Look to Apple and LinkedIn’s for pricing and packaging examples

Madhavan highlights Apple and LinkedIn as two companies that are excelling in their pricing and packaging strategies.


Madhavan points to Apple as an example of exceptional monetization, outlining three ways in which they’ve excelled:

  • Skimming pricing strategy: Apple launches products at premium prices that target early adopters. This enables them to capture early market share and refine their offerings before eventually reaching a wider audience through price reductions. This way, they’re using a limited group of initial users for product testing while controlling demand.
  • Productizing for different segments: Rather than adapting a single product to various markets, Apple creates tiered product lines. Think about the iPhone: The phone is starts at $299 and goes up to $1,499. Each option caters to a specific price point and willingness-to-pay threshold.
  • Behavioral value messaging: Apple is a master at creating perceived value through positioning and messaging. One example: an 18-karat gold Apple Watch priced at $17,000. When the standard, cheaper Apple Watch was released, its price tag seemed a lot more reasonable in comparison.


Before going public, LinkedIn made a strategic decision to prioritize monetization on its talent acquisition side (recruiters seeking candidates), developing tiered packages to cater to different user needs.

Today, LinkedIn offers premium subscriptions for individual users, catering to various use cases and willingness-to-pay levels.

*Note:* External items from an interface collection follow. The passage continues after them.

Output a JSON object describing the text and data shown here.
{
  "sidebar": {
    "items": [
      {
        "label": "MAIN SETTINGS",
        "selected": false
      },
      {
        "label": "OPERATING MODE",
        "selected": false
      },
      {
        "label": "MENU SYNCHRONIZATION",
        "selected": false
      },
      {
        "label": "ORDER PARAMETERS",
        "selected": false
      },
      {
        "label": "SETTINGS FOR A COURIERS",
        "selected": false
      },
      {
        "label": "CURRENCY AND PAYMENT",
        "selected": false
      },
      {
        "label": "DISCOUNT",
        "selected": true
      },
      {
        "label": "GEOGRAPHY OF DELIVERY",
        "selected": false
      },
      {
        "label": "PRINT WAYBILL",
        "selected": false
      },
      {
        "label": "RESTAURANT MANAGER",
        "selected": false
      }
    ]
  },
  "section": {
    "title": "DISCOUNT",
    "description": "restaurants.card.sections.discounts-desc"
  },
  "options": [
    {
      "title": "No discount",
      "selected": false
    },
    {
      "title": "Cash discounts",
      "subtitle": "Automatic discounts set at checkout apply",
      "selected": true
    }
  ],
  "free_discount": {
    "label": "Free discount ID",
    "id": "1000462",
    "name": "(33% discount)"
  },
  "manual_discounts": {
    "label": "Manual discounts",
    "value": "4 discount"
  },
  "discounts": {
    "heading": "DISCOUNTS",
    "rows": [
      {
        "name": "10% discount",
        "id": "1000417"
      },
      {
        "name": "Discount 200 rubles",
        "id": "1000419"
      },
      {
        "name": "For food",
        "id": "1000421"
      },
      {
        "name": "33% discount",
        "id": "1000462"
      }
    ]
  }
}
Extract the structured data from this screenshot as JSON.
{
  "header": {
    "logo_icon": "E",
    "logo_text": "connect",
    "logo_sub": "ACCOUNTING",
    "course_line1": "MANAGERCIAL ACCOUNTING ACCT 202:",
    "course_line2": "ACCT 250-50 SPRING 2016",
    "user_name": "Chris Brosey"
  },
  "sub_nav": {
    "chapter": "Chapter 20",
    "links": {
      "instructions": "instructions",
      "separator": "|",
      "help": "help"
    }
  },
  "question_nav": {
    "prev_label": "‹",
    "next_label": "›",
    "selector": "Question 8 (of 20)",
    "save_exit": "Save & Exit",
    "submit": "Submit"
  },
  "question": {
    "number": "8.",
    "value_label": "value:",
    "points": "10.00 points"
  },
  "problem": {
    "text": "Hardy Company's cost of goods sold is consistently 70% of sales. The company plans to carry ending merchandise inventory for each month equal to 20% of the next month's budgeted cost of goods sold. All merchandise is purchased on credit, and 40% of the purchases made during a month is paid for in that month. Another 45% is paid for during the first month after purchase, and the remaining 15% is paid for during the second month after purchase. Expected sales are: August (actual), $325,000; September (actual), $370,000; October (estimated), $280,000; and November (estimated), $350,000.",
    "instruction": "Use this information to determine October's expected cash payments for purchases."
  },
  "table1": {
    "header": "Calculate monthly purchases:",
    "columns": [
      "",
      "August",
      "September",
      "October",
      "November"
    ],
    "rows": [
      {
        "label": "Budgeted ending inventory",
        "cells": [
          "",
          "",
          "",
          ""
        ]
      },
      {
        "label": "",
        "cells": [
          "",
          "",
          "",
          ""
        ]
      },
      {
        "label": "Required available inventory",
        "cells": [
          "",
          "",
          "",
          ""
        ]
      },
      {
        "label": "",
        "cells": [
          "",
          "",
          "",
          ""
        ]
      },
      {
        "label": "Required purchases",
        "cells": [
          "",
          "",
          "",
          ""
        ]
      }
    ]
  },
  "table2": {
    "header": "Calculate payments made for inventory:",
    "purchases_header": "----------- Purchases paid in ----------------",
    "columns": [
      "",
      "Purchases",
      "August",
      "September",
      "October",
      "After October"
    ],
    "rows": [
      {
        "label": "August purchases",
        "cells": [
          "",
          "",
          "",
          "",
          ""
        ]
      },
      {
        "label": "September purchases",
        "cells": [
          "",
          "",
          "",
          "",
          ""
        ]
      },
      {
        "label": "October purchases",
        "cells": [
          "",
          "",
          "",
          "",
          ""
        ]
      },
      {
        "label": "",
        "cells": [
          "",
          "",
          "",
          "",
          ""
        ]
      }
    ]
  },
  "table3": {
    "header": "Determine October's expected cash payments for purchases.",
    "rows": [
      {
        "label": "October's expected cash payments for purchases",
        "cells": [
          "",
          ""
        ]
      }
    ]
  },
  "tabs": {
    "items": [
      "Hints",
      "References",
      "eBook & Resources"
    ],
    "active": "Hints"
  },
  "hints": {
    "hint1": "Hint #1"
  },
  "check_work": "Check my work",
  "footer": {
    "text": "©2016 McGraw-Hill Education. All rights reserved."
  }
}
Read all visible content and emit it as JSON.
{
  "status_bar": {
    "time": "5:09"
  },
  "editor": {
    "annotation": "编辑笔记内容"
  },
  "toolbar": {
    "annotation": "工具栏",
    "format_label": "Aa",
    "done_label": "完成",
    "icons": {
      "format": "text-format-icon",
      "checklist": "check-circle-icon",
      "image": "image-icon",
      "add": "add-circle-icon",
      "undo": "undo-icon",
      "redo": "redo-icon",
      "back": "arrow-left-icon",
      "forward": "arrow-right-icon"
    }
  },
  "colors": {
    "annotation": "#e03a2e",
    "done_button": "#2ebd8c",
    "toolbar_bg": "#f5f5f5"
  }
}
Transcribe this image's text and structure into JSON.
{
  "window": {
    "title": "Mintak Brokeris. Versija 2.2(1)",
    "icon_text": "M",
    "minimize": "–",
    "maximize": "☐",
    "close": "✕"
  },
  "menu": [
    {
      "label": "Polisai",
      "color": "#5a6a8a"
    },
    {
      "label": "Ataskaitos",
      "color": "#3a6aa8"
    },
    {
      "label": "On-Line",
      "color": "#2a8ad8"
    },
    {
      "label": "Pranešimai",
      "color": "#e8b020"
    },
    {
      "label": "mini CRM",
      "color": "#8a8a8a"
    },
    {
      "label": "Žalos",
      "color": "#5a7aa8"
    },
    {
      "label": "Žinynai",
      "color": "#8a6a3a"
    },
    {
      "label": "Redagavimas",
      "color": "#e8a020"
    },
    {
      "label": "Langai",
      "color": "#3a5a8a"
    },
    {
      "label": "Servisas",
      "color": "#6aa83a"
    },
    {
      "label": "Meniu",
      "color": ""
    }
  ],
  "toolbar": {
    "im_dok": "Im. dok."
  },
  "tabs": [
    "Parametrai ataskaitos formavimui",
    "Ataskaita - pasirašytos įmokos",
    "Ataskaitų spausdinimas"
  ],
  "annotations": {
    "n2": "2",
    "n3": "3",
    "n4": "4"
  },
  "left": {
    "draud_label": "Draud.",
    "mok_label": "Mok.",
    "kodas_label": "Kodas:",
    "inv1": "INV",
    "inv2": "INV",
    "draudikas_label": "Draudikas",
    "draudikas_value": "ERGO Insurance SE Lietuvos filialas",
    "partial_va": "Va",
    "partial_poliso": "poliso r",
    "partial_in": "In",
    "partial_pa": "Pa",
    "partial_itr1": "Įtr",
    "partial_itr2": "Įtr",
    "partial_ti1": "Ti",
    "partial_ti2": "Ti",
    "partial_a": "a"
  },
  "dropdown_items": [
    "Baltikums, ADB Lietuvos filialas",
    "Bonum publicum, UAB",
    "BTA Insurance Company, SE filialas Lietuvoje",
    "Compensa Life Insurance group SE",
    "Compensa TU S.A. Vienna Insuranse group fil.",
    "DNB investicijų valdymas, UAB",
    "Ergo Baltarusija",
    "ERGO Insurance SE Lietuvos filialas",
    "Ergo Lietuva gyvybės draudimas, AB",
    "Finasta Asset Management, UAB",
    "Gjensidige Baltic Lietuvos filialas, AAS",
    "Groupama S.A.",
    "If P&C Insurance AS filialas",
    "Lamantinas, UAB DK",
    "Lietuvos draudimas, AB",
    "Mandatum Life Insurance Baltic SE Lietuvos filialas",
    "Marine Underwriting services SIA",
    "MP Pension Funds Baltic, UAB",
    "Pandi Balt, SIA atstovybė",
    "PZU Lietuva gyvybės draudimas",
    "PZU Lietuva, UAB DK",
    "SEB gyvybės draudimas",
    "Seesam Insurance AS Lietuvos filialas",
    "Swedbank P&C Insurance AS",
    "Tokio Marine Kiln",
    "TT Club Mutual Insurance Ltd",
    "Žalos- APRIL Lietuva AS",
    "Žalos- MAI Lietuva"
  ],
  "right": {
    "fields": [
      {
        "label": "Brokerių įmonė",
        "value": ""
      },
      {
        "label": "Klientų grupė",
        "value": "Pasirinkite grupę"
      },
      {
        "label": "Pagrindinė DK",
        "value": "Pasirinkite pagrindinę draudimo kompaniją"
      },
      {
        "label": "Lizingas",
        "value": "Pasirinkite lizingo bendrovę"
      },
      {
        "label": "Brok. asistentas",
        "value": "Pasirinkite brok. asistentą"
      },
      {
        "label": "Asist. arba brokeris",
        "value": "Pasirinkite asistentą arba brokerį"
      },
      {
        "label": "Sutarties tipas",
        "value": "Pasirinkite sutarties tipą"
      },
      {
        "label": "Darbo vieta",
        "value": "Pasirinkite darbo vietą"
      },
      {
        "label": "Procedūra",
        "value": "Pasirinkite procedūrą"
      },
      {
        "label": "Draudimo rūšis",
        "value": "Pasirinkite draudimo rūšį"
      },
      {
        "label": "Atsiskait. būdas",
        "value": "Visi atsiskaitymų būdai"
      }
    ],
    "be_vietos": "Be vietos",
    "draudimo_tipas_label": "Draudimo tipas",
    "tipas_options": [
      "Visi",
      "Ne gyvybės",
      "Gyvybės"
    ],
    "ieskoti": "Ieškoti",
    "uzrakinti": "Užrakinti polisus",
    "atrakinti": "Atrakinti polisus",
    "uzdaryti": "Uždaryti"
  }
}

The company has created distinct products based on functionalities users are willing to pay for.

Make pricing a priority

There’s a wealth of resources available to any organization or leader looking to start prioritizing their pricing and monetization strategies. Monetizing Innovation is an invaluable source of information, as are other assets that Simon-Kucher & Partners have published. Amplitude’s Monetization playbook and works by pricing experts like Kyle Poyar are other great places to start.

Start actively discussing pricing within your organization and establishing cross-functional teams. Finally, always track your progress. Implement a system to measure the value you deliver and ensure you’re effectively capturing that value.

Watch the Pricing Strategy Fireside Chat full webinar or get your copy of the Monetization playbook to learn how to connect your digital strategy to revenue outcomes.

About the Author
Image of Ibrahim Bashir
Ibrahim Bashir
VP of Product, Amplitude
Ibrahim Bashir has been building and shipping software for over 20 years. He is currently an executive at Amplitude, where he serves as the VP of product for the core analytics offering. Before that, he scaled Box's platform ecosystem, Twitter's service infrastructure, and Amazon's Kindle business. And in past lives, he studied computer science, taught algorithms courses, wrote radiology software, built ecommerce platforms, and served as a technology consultant. Ibrahim is also a prolific creator of content around the discipline of product management and the craft of cross-functional leadership. You can consume his latest musings via his Substack newsletter Run the Business.